Buying a Home? Don’t Forget About the Inspection

While home buyers typically think of home inspections as being required solely for the purchase of homes that are in a state of needing repair, the truth is that they benefit all types of buyers.

Why do you need a home inspection?

The answer is simple.

If there is a problem with the property that the seller either is attempting to hide or is truly unaware of, you need to know about it before you purchase the home.

Most real estate contracts provide a window, often five days, within which a potential buyer is able to obtain a home inspection.

If issues arise, the buyer has the opportunity to bring them to the attention of the seller.

The seller is under no obligation to address them, but at the same time you are able to walk away from the property if you choose.

An inspection isn’t required by a lender, so the request has to come from the buyer.

Though an inspection can be pricey, it’s a bargain if an issue arises that could wind up costing thousands of dollars.

Inspections cover all major areas of a home, from electrical and plumbing to structural.

A good inspection can and should take several hours to complete.

When looking for an inspector, it’s wise to seek a recommendation from a real estate agent or a home inspector association.

Try to find an inspector with some type of license and/or certification and who specializes in areas such as radon or mold.

How Lenders Look at Debt and Income

Home buyers and homeowners often have questions about debt and income ratios when they enter into a home finance transaction.

Following are answers to some common questions:

How Is My Income Calculated?
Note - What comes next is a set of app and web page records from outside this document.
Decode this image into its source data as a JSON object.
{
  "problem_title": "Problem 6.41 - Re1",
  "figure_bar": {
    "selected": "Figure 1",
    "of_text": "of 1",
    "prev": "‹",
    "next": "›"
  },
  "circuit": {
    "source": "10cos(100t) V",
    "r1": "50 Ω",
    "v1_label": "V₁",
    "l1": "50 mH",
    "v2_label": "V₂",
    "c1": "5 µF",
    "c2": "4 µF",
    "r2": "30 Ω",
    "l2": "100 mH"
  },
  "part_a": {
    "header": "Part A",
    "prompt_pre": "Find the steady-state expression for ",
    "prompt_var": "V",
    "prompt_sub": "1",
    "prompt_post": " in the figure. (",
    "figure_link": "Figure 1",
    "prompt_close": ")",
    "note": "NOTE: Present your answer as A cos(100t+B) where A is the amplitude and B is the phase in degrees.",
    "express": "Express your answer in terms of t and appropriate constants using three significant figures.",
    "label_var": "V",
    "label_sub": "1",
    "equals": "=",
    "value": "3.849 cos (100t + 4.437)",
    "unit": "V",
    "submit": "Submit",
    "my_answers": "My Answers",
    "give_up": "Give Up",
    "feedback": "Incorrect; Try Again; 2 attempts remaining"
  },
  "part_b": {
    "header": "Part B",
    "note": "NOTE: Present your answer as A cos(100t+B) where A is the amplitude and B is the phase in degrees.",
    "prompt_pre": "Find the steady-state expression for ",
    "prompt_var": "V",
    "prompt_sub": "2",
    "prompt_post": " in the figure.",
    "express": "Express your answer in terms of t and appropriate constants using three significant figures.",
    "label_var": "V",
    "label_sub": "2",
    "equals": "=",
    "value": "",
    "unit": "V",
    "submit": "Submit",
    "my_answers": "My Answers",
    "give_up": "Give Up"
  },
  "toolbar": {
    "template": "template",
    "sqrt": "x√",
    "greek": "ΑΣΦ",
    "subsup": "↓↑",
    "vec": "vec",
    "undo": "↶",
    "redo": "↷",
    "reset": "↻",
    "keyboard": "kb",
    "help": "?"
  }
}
When looking at your income, lenders start with your gross, or before tax, income, regardless of what tax bracket you might be in or what other deductions might come out of your pay before you see your net amount.

If you are on Social Security, for example, where there are no taxes, you would do something called “grossing up.”

You take whatever you receive and multiply it by 1.25 to arrive at what you would be able to use as income on a mortgage application.

How Is My Debt Calculated?

There are two ratios that lenders look at.

They are the front-end ratio and the back-end ratio.

Front-end Ratio

The front-end ratio is purely housing expense. This is your mortgage, plus taxes, plus property insurance, plus mortgage insurance, if you have that.

Back-end Ratio

The back-end ratio includes everything in the front-end ratio plus all of your installment and revolving debt.

Items here include car payments, credit card payments and any other type of debt for which you are obligated to make some type of payment monthly.

How Are Home Equity Loans Calculated?

Home equity loan payments are calculated as if the balance were as high as it could go.

Items that aren’t included on most mortgages, with the exception of Veterans Administration loans, are items such as food, gas and cable TV bills.